#### Exercise objective:
The whole listing below needs to be duplicated exactly, pictures aside.

#### Material for the task:
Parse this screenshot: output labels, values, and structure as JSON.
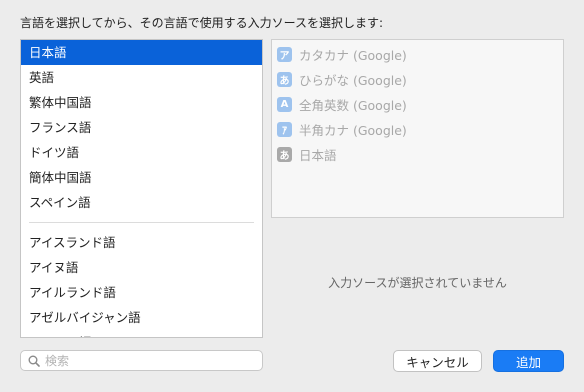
{
  "prompt": "言語を選択してから、その言語で使用する入力ソースを選択します:",
  "languages_group1": [
    {
      "label": "日本語",
      "selected": true
    },
    {
      "label": "英語"
    },
    {
      "label": "繁体中国語"
    },
    {
      "label": "フランス語"
    },
    {
      "label": "ドイツ語"
    },
    {
      "label": "簡体中国語"
    },
    {
      "label": "スペイン語"
    }
  ],
  "languages_group2": [
    {
      "label": "アイスランド語"
    },
    {
      "label": "アイヌ語"
    },
    {
      "label": "アイルランド語"
    },
    {
      "label": "アゼルバイジャン語"
    },
    {
      "label": "アッサム語"
    }
  ],
  "input_sources": [
    {
      "icon_text": "ア",
      "icon": "katakana-icon",
      "label": "カタカナ (Google)"
    },
    {
      "icon_text": "あ",
      "icon": "hiragana-icon",
      "label": "ひらがな (Google)"
    },
    {
      "icon_text": "A",
      "icon": "alphanumeric-icon",
      "label": "全角英数 (Google)"
    },
    {
      "icon_text": "ｱ",
      "icon": "halfwidth-katakana-icon",
      "label": "半角カナ (Google)"
    },
    {
      "icon_text": "あ",
      "icon": "japanese-icon",
      "label": "日本語"
    }
  ],
  "empty_message": "入力ソースが選択されていません",
  "search": {
    "placeholder": "検索",
    "value": ""
  },
  "buttons": {
    "cancel": "キャンセル",
    "add": "追加"
  },
  "colors": {
    "selection": "#0a62d9",
    "primary_button": "#1a7cf5",
    "source_icon": "#9ec3ee"
  }
}
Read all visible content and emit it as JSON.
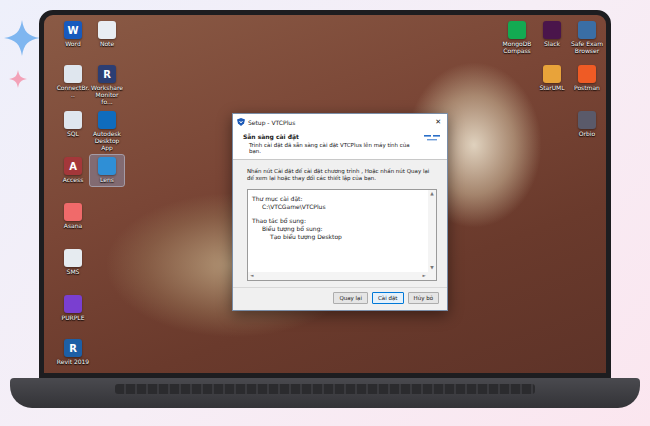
{
  "desktop_icons": {
    "left": [
      {
        "label": "Word",
        "glyph": "W",
        "color": "#185abd",
        "selected": false
      },
      {
        "label": "Note",
        "color": "#e9eef3",
        "selected": false
      },
      {
        "label": "ConnectBr...",
        "color": "#dfe6ee",
        "selected": false
      },
      {
        "label": "Workshare Monitor fo...",
        "glyph": "R",
        "color": "#2c3e73",
        "selected": false
      },
      {
        "label": "SQL",
        "color": "#dfe6ee",
        "selected": false
      },
      {
        "label": "Autodesk Desktop App",
        "color": "#0f6cbd",
        "selected": false
      },
      {
        "label": "Access",
        "glyph": "A",
        "color": "#a4373a",
        "selected": false
      },
      {
        "label": "Lens",
        "color": "#2f8fd6",
        "selected": true
      },
      {
        "label": "Asana",
        "color": "#f06a6a",
        "selected": false
      },
      {
        "label": "SMS",
        "color": "#e6ebf0",
        "selected": false
      },
      {
        "label": "PURPLE",
        "color": "#7a3fd0",
        "selected": false
      },
      {
        "label": "Revit 2019",
        "glyph": "R",
        "color": "#1d5fa6",
        "selected": false
      }
    ],
    "right": [
      {
        "label": "MongoDB Compass",
        "color": "#13aa52",
        "selected": false
      },
      {
        "label": "Slack",
        "color": "#4a154b",
        "selected": false
      },
      {
        "label": "Safe Exam Browser",
        "color": "#3a6ea5",
        "selected": false
      },
      {
        "label": "StarUML",
        "color": "#e8a33a",
        "selected": false
      },
      {
        "label": "Postman",
        "color": "#ef5b25",
        "selected": false
      },
      {
        "label": "Orbio",
        "color": "#5a5a6a",
        "selected": false
      }
    ]
  },
  "dialog": {
    "title": "Setup - VTCPlus",
    "close": "✕",
    "header": {
      "title": "Sẵn sàng cài đặt",
      "subtitle": "Trình cài đặt đã sẵn sàng cài đặt VTCPlus lên máy tính của bạn."
    },
    "message": "Nhấn nút Cài đặt để cài đặt chương trình , Hoặc nhấn nút Quay lại để xem lại hoặc thay đổi các thiết lập của bạn.",
    "summary": [
      {
        "label": "Thư mục cài đặt:",
        "lines": [
          {
            "text": "C:\\VTCGame\\VTCPlus",
            "kind": "item"
          }
        ]
      },
      {
        "label": "Thao tác bổ sung:",
        "lines": [
          {
            "text": "Biểu tượng bổ sung:",
            "kind": "item"
          },
          {
            "text": "Tạo biểu tượng Desktop",
            "kind": "subitem"
          }
        ]
      }
    ],
    "scroll": {
      "up": "▲",
      "down": "▼",
      "left": "◄",
      "right": "►"
    },
    "buttons": [
      {
        "label": "Quay lại",
        "selected": false
      },
      {
        "label": "Cài đặt",
        "selected": true
      },
      {
        "label": "Hủy bỏ",
        "selected": false
      }
    ]
  }
}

#### Output for this exercise:
Parse this screenshot: output labels, values, and structure as JSON.
{
  "prompt": "言語を選択してから、その言語で使用する入力ソースを選択します:",
  "languages_group1": [
    {
      "label": "日本語",
      "selected": true
    },
    {
      "label": "英語"
    },
    {
      "label": "繁体中国語"
    },
    {
      "label": "フランス語"
    },
    {
      "label": "ドイツ語"
    },
    {
      "label": "簡体中国語"
    },
    {
      "label": "スペイン語"
    }
  ],
  "languages_group2": [
    {
      "label": "アイスランド語"
    },
    {
      "label": "アイヌ語"
    },
    {
      "label": "アイルランド語"
    },
    {
      "label": "アゼルバイジャン語"
    },
    {
      "label": "アッサム語"
    }
  ],
  "input_sources": [
    {
      "icon_text": "ア",
      "icon": "katakana-icon",
      "label": "カタカナ (Google)"
    },
    {
      "icon_text": "あ",
      "icon": "hiragana-icon",
      "label": "ひらがな (Google)"
    },
    {
      "icon_text": "A",
      "icon": "alphanumeric-icon",
      "label": "全角英数 (Google)"
    },
    {
      "icon_text": "ｱ",
      "icon": "halfwidth-katakana-icon",
      "label": "半角カナ (Google)"
    },
    {
      "icon_text": "あ",
      "icon": "japanese-icon",
      "label": "日本語"
    }
  ],
  "empty_message": "入力ソースが選択されていません",
  "search": {
    "placeholder": "検索",
    "value": ""
  },
  "buttons": {
    "cancel": "キャンセル",
    "add": "追加"
  },
  "colors": {
    "selection": "#0a62d9",
    "primary_button": "#1a7cf5",
    "source_icon": "#9ec3ee"
  }
}
Read all visible content and emit it as JSON.
{
  "desktop_icons": {
    "left": [
      {
        "label": "Word",
        "glyph": "W",
        "color": "#185abd",
        "selected": false
      },
      {
        "label": "Note",
        "color": "#e9eef3",
        "selected": false
      },
      {
        "label": "ConnectBr...",
        "color": "#dfe6ee",
        "selected": false
      },
      {
        "label": "Workshare Monitor fo...",
        "glyph": "R",
        "color": "#2c3e73",
        "selected": false
      },
      {
        "label": "SQL",
        "color": "#dfe6ee",
        "selected": false
      },
      {
        "label": "Autodesk Desktop App",
        "color": "#0f6cbd",
        "selected": false
      },
      {
        "label": "Access",
        "glyph": "A",
        "color": "#a4373a",
        "selected": false
      },
      {
        "label": "Lens",
        "color": "#2f8fd6",
        "selected": true
      },
      {
        "label": "Asana",
        "color": "#f06a6a",
        "selected": false
      },
      {
        "label": "SMS",
        "color": "#e6ebf0",
        "selected": false
      },
      {
        "label": "PURPLE",
        "color": "#7a3fd0",
        "selected": false
      },
      {
        "label": "Revit 2019",
        "glyph": "R",
        "color": "#1d5fa6",
        "selected": false
      }
    ],
    "right": [
      {
        "label": "MongoDB Compass",
        "color": "#13aa52",
        "selected": false
      },
      {
        "label": "Slack",
        "color": "#4a154b",
        "selected": false
      },
      {
        "label": "Safe Exam Browser",
        "color": "#3a6ea5",
        "selected": false
      },
      {
        "label": "StarUML",
        "color": "#e8a33a",
        "selected": false
      },
      {
        "label": "Postman",
        "color": "#ef5b25",
        "selected": false
      },
      {
        "label": "Orbio",
        "color": "#5a5a6a",
        "selected": false
      }
    ]
  },
  "dialog": {
    "title": "Setup - VTCPlus",
    "close": "✕",
    "header": {
      "title": "Sẵn sàng cài đặt",
      "subtitle": "Trình cài đặt đã sẵn sàng cài đặt VTCPlus lên máy tính của bạn."
    },
    "message": "Nhấn nút Cài đặt để cài đặt chương trình , Hoặc nhấn nút Quay lại để xem lại hoặc thay đổi các thiết lập của bạn.",
    "summary": [
      {
        "label": "Thư mục cài đặt:",
        "lines": [
          {
            "text": "C:\\VTCGame\\VTCPlus",
            "kind": "item"
          }
        ]
      },
      {
        "label": "Thao tác bổ sung:",
        "lines": [
          {
            "text": "Biểu tượng bổ sung:",
            "kind": "item"
          },
          {
            "text": "Tạo biểu tượng Desktop",
            "kind": "subitem"
          }
        ]
      }
    ],
    "scroll": {
      "up": "▲",
      "down": "▼",
      "left": "◄",
      "right": "►"
    },
    "buttons": [
      {
        "label": "Quay lại",
        "selected": false
      },
      {
        "label": "Cài đặt",
        "selected": true
      },
      {
        "label": "Hủy bỏ",
        "selected": false
      }
    ]
  }
}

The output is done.